§ **INSTRUCTIONS TO FOLLOW**
Provide the data again in its entirety, exactly as given.

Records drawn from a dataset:

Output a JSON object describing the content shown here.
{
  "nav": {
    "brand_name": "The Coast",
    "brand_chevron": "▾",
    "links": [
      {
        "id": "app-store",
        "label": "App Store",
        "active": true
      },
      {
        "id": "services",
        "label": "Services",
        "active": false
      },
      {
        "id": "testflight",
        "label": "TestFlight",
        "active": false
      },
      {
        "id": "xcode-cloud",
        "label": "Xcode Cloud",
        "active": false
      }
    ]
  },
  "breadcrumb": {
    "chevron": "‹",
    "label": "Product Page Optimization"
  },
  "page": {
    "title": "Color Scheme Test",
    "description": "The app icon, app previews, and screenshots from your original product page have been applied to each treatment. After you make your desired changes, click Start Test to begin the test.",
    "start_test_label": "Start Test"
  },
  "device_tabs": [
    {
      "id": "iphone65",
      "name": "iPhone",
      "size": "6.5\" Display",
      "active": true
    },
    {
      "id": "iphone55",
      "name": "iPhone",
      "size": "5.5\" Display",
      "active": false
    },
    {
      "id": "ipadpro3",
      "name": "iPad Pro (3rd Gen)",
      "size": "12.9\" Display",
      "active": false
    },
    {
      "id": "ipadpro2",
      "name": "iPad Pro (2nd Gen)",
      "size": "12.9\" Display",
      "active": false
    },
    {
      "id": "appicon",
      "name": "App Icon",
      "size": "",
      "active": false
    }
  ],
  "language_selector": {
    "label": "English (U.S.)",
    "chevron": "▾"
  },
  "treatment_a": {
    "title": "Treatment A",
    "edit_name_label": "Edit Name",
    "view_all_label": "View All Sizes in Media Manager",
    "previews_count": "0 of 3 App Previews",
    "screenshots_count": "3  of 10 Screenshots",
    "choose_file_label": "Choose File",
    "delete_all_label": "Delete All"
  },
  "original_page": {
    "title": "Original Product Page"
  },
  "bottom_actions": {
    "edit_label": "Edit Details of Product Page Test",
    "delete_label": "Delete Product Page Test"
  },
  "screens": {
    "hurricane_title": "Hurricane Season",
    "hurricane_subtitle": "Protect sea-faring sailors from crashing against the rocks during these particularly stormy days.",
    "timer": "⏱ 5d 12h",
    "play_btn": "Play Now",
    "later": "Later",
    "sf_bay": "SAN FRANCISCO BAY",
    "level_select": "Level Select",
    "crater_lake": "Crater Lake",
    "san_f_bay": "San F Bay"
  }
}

§ **YOUR SOLUTION**
Output a JSON object describing the content shown here.
{
  "nav": {
    "brand_name": "The Coast",
    "brand_chevron": "▾",
    "links": [
      {
        "id": "app-store",
        "label": "App Store",
        "active": true
      },
      {
        "id": "services",
        "label": "Services",
        "active": false
      },
      {
        "id": "testflight",
        "label": "TestFlight",
        "active": false
      },
      {
        "id": "xcode-cloud",
        "label": "Xcode Cloud",
        "active": false
      }
    ]
  },
  "breadcrumb": {
    "chevron": "‹",
    "label": "Product Page Optimization"
  },
  "page": {
    "title": "Color Scheme Test",
    "description": "The app icon, app previews, and screenshots from your original product page have been applied to each treatment. After you make your desired changes, click Start Test to begin the test.",
    "start_test_label": "Start Test"
  },
  "device_tabs": [
    {
      "id": "iphone65",
      "name": "iPhone",
      "size": "6.5\" Display",
      "active": true
    },
    {
      "id": "iphone55",
      "name": "iPhone",
      "size": "5.5\" Display",
      "active": false
    },
    {
      "id": "ipadpro3",
      "name": "iPad Pro (3rd Gen)",
      "size": "12.9\" Display",
      "active": false
    },
    {
      "id": "ipadpro2",
      "name": "iPad Pro (2nd Gen)",
      "size": "12.9\" Display",
      "active": false
    },
    {
      "id": "appicon",
      "name": "App Icon",
      "size": "",
      "active": false
    }
  ],
  "language_selector": {
    "label": "English (U.S.)",
    "chevron": "▾"
  },
  "treatment_a": {
    "title": "Treatment A",
    "edit_name_label": "Edit Name",
    "view_all_label": "View All Sizes in Media Manager",
    "previews_count": "0 of 3 App Previews",
    "screenshots_count": "3  of 10 Screenshots",
    "choose_file_label": "Choose File",
    "delete_all_label": "Delete All"
  },
  "original_page": {
    "title": "Original Product Page"
  },
  "bottom_actions": {
    "edit_label": "Edit Details of Product Page Test",
    "delete_label": "Delete Product Page Test"
  },
  "screens": {
    "hurricane_title": "Hurricane Season",
    "hurricane_subtitle": "Protect sea-faring sailors from crashing against the rocks during these particularly stormy days.",
    "timer": "⏱ 5d 12h",
    "play_btn": "Play Now",
    "later": "Later",
    "sf_bay": "SAN FRANCISCO BAY",
    "level_select": "Level Select",
    "crater_lake": "Crater Lake",
    "san_f_bay": "San F Bay"
  }
}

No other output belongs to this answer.